Maverick talks about the fair value of the vertical spreads. I have been wondering about that recently.
For a real life example, at this moment (Dec 14) the Jan SPY 119 Put and the Jan SPY 128 Call both have a probability of expiring in the money of 25%. Yet the Jan 119/118 Put spread is about $0.17, and the Jan 128/129 Call spread is $0.25.
I would have expected that with both short strikes having the same probability of expiring, the vertical spreads would cost about the same, but this is not the case. Furthermore, it seems to me that the Call spread is probably reasonably priced (25 cent credit for 25% probability of expiring) but the put spread offers a poor reward for the amount of risk entailed when selling.
I am guessing that trading this condor or its equivalent would probably be a losing proposition over the long term, for the reasons Maverick points out.
I agree that opening iron condors and ignoring them is probably a losing proposition. However, no serious trader should do that. It's pure gambling. And that's okay for gamblers, not for traders.
When you own investments of any type; when your money is at risk as you seek to earn profits, closing your eyes and hoping that all will be well is simply not viable. Note to passive investors: You rebalance portfolios periodically, and thus do not completely ignore your holdings.
Iron condor trading requires active risk management, and that completely changes the odds of success. So Mav may be theoretically correct, but in practice, a skilled risk manager can take care of business and earn money. But I must emphasize that it is not a simple task.
I am finding it very difficult to find the words to reply to your observation. Let's try this:
The Jan 119P and the Jan 128C may each have a 25 delta, but the Jan 118P and the Jan 129C do not have the same delta. In fact, the Jan 118P delta is more than two points higher than that of the Jan 129C. That affects why the spreads are not equally priced.
Let's consider looking at this from another perspective. Think of the SPY iron condor as positions in two different, but 100% correlated stocks: SPYC for which we sold a call spread. Also SPYP for which we sold a put spread.
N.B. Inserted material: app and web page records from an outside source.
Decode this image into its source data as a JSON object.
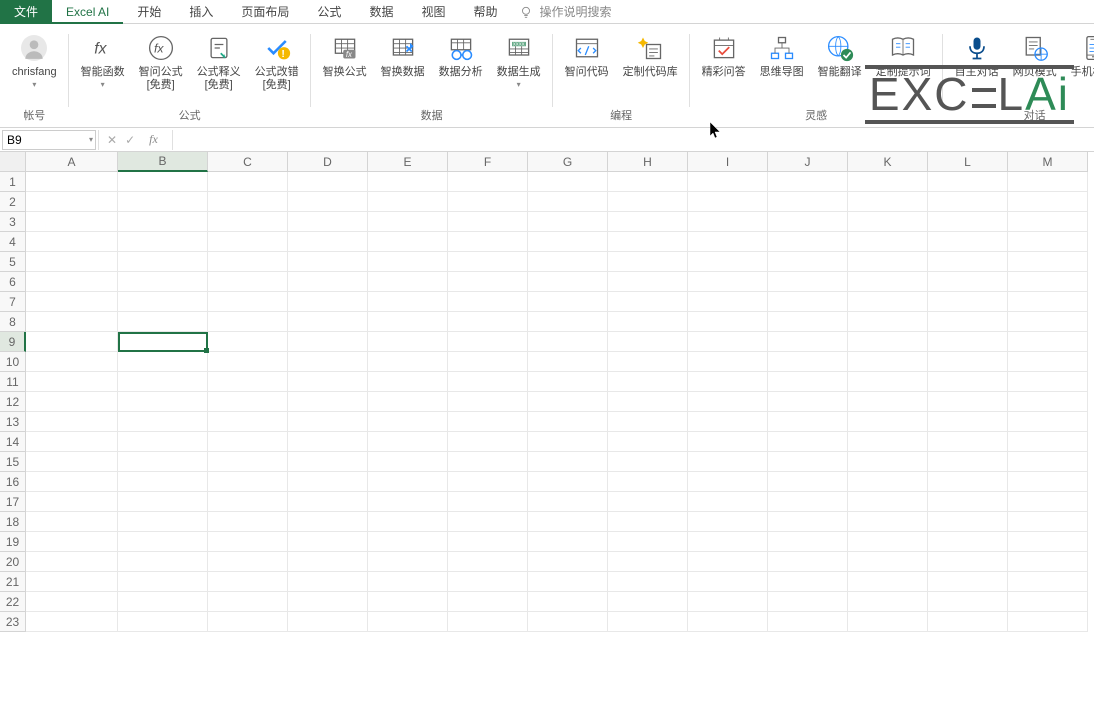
{
  "tabs": {
    "file": "文件",
    "active": "Excel AI",
    "others": [
      "开始",
      "插入",
      "页面布局",
      "公式",
      "数据",
      "视图",
      "帮助"
    ],
    "tell_me": "操作说明搜索"
  },
  "ribbon": {
    "account": {
      "name": "chrisfang",
      "group": "帐号"
    },
    "formula_group": {
      "label": "公式",
      "btn_fn": "智能函数",
      "btn_ask": "智问公式",
      "btn_ask2": "[免费]",
      "btn_explain": "公式释义",
      "btn_explain2": "[免费]",
      "btn_fix": "公式改错",
      "btn_fix2": "[免费]"
    },
    "data_group": {
      "label": "数据",
      "btn_swap_formula": "智换公式",
      "btn_swap_data": "智换数据",
      "btn_analyze": "数据分析",
      "btn_generate": "数据生成"
    },
    "code_group": {
      "label": "编程",
      "btn_ask_code": "智问代码",
      "btn_custom_lib": "定制代码库"
    },
    "insp_group": {
      "label": "灵感",
      "btn_qa": "精彩问答",
      "btn_mindmap": "思维导图",
      "btn_translate": "智能翻译",
      "btn_prompt": "定制提示词"
    },
    "chat_group": {
      "label": "对话",
      "btn_free_chat": "自主对话",
      "btn_web": "网页模式",
      "btn_mobile": "手机模式"
    }
  },
  "formula_bar": {
    "name_box": "B9"
  },
  "columns": [
    "A",
    "B",
    "C",
    "D",
    "E",
    "F",
    "G",
    "H",
    "I",
    "J",
    "K",
    "L",
    "M"
  ],
  "rows": [
    1,
    2,
    3,
    4,
    5,
    6,
    7,
    8,
    9,
    10,
    11,
    12,
    13,
    14,
    15,
    16,
    17,
    18,
    19,
    20,
    21,
    22,
    23
  ],
  "selected": {
    "col": "B",
    "row": 9
  },
  "watermark": {
    "t1": "EXC",
    "t2": "E",
    "t3": "L",
    "t4": "Ai"
  }
}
- SPYC trades with a lower implied volatility than SPYP
- The two stocks have an identical historical volatility (because each is really SPY), but history tells us that SPYP options are more valuable than SPYC options. How is that possible? SPYP put options have undergone huge price surges more often than the call options of SPYC. SPYC option holders occasionally earned large profits, but that's the result of slow and steady movement in the price of the underlying stock – and not from sudden, large price changes. Thus, when looking at options that are equally far out of the money, puts trade at higher prices than calls because both buyers and sellers know that there's an added chance for a big price change. That's why there is a volatility skew
- Volatility skew is not linear, but the trend continues through the entire string of options. The term 'volatility smile' refers to that non-linearity
- The difference in implied volatility between the two calls (0.50) is less than the difference in implied volatility between the two puts (0.70)
- That extra 0.20 volatility point difference boosts the price of the farther OTM put compared with the call [i.e., the put is closer in value to it's neighbor than the call]
- Thus, the put spread is narrower and the call spread is wider
- We did not use equidistant calls and puts in this discussion. Instead we worked with equal delta calls and puts, but the reasoning is identical